Greenpeace: Moore Left Greenpeace For "Financial Gain." Moore has repeatedly claimed that he left Greenpeace because their policies shifted to the radical left, saying for instance in his testimony, "I had to leave as Greenpeace took a sharp turn to the political left, and began to adopt policies that I could not accept from my scientific perspective." But Greenpeace has a different view of the situation, saying "what Moore really saw was an opportunity for financial gain. Since then he has gone from defender of the planet to a paid representative of corporate polluters." [U.S. Senate Committee on Environment and Public Works, 2/25/14; Greenpeace, 10/10/08]
Moore Has Been An Industry Spokesman For Over 20 Years. Patrick Moore founded Greenspirit Strategies Ltd. in 1991, a communications strategy firm that promotes energy-intensive industries including "mining, energy, forestry, aquaculture, biotechnology, pharmaceuticals and manufacturing," and supports "environmentally sound oil extraction, like is being done in the Canadian oil sands." Moore has worked as a spokesman for many different nuclear energy companies, as reported by Media Matters:

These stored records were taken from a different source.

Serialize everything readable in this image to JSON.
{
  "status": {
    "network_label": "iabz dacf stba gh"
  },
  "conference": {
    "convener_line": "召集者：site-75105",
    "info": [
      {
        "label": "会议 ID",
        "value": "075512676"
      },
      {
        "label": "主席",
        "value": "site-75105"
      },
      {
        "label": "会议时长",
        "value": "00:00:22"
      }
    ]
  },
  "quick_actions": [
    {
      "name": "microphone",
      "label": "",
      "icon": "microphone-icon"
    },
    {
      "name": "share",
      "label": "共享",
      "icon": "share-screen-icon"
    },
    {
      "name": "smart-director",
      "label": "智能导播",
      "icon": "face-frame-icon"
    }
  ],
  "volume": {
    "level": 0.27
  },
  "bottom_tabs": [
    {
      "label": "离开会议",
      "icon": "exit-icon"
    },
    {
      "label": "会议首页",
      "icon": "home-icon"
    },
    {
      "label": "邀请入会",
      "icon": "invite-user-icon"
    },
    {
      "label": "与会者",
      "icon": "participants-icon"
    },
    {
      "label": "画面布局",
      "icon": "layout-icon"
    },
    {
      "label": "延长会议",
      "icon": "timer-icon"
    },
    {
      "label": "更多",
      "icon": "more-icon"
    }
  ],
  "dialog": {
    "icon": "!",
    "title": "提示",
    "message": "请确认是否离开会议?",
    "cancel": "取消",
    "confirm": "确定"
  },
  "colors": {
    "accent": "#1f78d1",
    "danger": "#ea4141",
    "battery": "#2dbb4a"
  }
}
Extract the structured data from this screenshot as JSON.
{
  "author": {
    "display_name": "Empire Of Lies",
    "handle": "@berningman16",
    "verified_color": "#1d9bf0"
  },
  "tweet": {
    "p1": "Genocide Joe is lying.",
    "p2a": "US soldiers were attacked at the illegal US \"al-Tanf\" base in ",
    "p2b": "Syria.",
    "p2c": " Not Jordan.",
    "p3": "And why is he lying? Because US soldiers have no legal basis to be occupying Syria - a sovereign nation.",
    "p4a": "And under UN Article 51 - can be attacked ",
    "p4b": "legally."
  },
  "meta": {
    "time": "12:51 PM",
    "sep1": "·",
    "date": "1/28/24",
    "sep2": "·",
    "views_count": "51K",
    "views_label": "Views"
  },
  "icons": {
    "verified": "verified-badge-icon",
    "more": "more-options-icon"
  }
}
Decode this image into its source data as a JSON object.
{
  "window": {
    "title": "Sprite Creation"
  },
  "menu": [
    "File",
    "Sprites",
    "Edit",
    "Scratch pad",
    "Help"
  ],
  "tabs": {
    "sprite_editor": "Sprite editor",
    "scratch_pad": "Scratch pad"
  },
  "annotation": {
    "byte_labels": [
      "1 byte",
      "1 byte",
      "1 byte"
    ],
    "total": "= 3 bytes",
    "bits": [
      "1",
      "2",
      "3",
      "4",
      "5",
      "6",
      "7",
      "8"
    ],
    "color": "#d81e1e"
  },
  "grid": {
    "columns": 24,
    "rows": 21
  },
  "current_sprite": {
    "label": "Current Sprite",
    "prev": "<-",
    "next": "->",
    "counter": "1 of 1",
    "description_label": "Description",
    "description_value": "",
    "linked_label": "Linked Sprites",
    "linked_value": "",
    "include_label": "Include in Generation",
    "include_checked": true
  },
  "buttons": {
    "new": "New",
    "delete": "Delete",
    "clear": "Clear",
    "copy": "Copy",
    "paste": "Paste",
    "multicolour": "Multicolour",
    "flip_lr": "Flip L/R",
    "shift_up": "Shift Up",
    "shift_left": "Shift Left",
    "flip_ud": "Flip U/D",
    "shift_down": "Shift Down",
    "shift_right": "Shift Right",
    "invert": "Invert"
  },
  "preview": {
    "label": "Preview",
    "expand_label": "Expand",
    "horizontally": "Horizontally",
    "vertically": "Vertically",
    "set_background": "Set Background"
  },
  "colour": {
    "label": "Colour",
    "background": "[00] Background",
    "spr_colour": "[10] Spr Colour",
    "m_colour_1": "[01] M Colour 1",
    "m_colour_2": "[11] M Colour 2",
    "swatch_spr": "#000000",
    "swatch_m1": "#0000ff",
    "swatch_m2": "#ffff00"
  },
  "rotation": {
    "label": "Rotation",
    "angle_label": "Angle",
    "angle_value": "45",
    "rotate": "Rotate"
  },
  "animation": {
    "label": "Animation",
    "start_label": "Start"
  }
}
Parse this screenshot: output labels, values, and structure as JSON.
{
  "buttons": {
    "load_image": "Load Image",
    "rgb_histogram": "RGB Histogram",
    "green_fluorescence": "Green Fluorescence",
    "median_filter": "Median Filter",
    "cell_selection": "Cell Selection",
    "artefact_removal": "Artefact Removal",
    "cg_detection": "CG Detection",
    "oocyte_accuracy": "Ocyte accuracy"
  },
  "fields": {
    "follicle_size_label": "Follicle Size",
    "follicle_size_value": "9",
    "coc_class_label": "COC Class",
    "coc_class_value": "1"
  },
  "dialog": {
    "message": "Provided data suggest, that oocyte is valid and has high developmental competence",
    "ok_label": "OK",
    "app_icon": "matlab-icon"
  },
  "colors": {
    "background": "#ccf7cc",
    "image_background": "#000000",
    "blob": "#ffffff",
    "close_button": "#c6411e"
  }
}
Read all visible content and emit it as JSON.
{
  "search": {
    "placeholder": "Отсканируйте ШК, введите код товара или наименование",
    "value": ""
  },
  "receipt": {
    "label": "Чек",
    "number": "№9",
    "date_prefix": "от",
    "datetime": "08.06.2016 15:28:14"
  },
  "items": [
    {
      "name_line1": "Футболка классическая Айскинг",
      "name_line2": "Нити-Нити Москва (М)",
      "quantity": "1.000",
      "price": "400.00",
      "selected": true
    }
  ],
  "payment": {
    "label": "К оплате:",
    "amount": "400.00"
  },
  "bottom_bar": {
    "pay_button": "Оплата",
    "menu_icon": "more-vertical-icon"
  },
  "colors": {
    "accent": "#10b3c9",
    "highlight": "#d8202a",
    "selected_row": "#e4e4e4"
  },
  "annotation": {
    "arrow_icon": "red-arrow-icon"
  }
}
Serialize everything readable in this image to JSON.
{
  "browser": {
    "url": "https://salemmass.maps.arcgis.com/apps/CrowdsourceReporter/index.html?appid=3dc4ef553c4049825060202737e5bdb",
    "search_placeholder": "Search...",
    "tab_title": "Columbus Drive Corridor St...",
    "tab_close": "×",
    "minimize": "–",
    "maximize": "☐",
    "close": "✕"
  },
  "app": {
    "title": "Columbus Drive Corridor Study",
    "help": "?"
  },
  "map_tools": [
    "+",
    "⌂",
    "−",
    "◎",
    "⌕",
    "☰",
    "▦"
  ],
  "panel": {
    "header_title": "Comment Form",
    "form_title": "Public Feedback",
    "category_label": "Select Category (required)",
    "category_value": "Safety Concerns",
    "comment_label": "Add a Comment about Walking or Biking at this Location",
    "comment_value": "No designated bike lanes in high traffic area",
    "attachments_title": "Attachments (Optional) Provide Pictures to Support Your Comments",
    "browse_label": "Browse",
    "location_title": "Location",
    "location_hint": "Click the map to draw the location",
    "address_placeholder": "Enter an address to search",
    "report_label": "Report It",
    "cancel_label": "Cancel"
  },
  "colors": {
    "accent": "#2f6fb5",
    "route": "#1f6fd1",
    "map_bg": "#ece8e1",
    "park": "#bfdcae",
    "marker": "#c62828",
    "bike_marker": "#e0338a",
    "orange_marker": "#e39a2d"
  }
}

Moore is co-chair and paid spokesman for the Clean and Safe Energy Coalition (CSEC), which describes itself as "a large grassroots coalition that united unlikely allies across the business, environmental, academic, consumer and labor community to support nuclear energy." In fact, as the Columbia Journalism Review reported, CSEC was formed by the Nuclear Energy Institute in 2006 and continues to receive most of its funding from that body. NEI is the policy organization of the nuclear energy and technology industry, and seeks to "promote the beneficial uses of nuclear energy and technologies in the United States and around the world."
As the Brattleboro Reformer reported on January 16, Moore serves as spokesman for the Vermont Energy Partnership, a nuclear industry front group that seeks to prevent the closure of the Vermont Yankee nuclear power plant. He is also an adviser for the New York Affordable Reliable Electricity Alliance, a lobby group that promotes the renewal of the operating license for the Indian Point nuclear power plants. [Greenspirit Strategies, accessed 2/27/14; Greenspirit Strategies, accessed 2/27/14; Media Matters, 5/3/07]